== Information

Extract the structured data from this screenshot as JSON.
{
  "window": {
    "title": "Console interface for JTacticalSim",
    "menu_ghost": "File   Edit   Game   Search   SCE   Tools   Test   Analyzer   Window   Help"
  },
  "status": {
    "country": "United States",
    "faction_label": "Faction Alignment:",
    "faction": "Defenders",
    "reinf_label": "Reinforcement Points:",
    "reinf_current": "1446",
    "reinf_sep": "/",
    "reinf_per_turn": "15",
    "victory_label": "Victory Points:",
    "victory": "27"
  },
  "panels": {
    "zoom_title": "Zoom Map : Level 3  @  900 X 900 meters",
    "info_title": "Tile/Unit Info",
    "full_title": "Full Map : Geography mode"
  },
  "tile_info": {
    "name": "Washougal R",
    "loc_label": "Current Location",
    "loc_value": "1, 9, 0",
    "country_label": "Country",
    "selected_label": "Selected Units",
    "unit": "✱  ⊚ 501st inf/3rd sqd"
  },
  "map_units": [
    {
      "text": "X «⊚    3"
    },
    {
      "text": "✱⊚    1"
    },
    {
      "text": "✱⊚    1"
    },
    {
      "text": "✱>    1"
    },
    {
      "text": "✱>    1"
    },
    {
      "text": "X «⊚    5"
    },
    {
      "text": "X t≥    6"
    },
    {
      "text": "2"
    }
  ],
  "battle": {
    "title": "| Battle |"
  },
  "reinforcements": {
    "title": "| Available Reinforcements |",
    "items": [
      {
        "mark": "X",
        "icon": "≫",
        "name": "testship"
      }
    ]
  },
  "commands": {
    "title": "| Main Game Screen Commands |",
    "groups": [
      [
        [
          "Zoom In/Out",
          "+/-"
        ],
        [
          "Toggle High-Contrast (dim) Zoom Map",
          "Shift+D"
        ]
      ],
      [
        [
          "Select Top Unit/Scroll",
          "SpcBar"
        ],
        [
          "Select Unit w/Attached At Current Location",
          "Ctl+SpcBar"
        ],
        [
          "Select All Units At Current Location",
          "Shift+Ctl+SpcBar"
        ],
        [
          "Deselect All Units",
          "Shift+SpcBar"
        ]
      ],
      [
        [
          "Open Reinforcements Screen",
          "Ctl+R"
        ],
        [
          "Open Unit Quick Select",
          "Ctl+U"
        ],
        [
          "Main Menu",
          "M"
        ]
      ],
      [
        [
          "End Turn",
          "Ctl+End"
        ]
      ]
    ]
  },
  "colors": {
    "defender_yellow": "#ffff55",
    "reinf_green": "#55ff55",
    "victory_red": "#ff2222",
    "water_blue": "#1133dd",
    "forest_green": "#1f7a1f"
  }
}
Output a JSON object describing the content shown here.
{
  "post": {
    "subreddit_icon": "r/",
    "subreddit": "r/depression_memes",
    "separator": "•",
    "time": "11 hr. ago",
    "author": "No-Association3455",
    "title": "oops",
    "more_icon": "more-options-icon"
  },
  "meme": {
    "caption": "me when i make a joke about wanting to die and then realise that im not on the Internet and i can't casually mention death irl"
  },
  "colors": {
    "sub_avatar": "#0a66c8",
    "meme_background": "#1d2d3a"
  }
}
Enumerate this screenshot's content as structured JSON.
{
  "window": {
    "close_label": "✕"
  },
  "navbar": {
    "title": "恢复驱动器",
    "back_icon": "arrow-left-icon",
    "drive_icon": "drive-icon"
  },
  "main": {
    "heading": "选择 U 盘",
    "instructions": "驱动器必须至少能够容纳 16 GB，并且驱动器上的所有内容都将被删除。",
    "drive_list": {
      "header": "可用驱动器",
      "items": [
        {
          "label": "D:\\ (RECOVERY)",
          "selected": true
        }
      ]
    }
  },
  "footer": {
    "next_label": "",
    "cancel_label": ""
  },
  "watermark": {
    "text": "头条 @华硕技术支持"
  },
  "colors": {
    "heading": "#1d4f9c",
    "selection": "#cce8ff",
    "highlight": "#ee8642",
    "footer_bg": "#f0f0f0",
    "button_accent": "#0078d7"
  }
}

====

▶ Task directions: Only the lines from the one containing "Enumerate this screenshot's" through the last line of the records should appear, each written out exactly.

▶ Task result:
Enumerate this screenshot's content as structured JSON.
{
  "window": {
    "close_label": "✕"
  },
  "navbar": {
    "title": "恢复驱动器",
    "back_icon": "arrow-left-icon",
    "drive_icon": "drive-icon"
  },
  "main": {
    "heading": "选择 U 盘",
    "instructions": "驱动器必须至少能够容纳 16 GB，并且驱动器上的所有内容都将被删除。",
    "drive_list": {
      "header": "可用驱动器",
      "items": [
        {
          "label": "D:\\ (RECOVERY)",
          "selected": true
        }
      ]
    }
  },
  "footer": {
    "next_label": "",
    "cancel_label": ""
  },
  "watermark": {
    "text": "头条 @华硕技术支持"
  },
  "colors": {
    "heading": "#1d4f9c",
    "selection": "#cce8ff",
    "highlight": "#ee8642",
    "footer_bg": "#f0f0f0",
    "button_accent": "#0078d7"
  }
}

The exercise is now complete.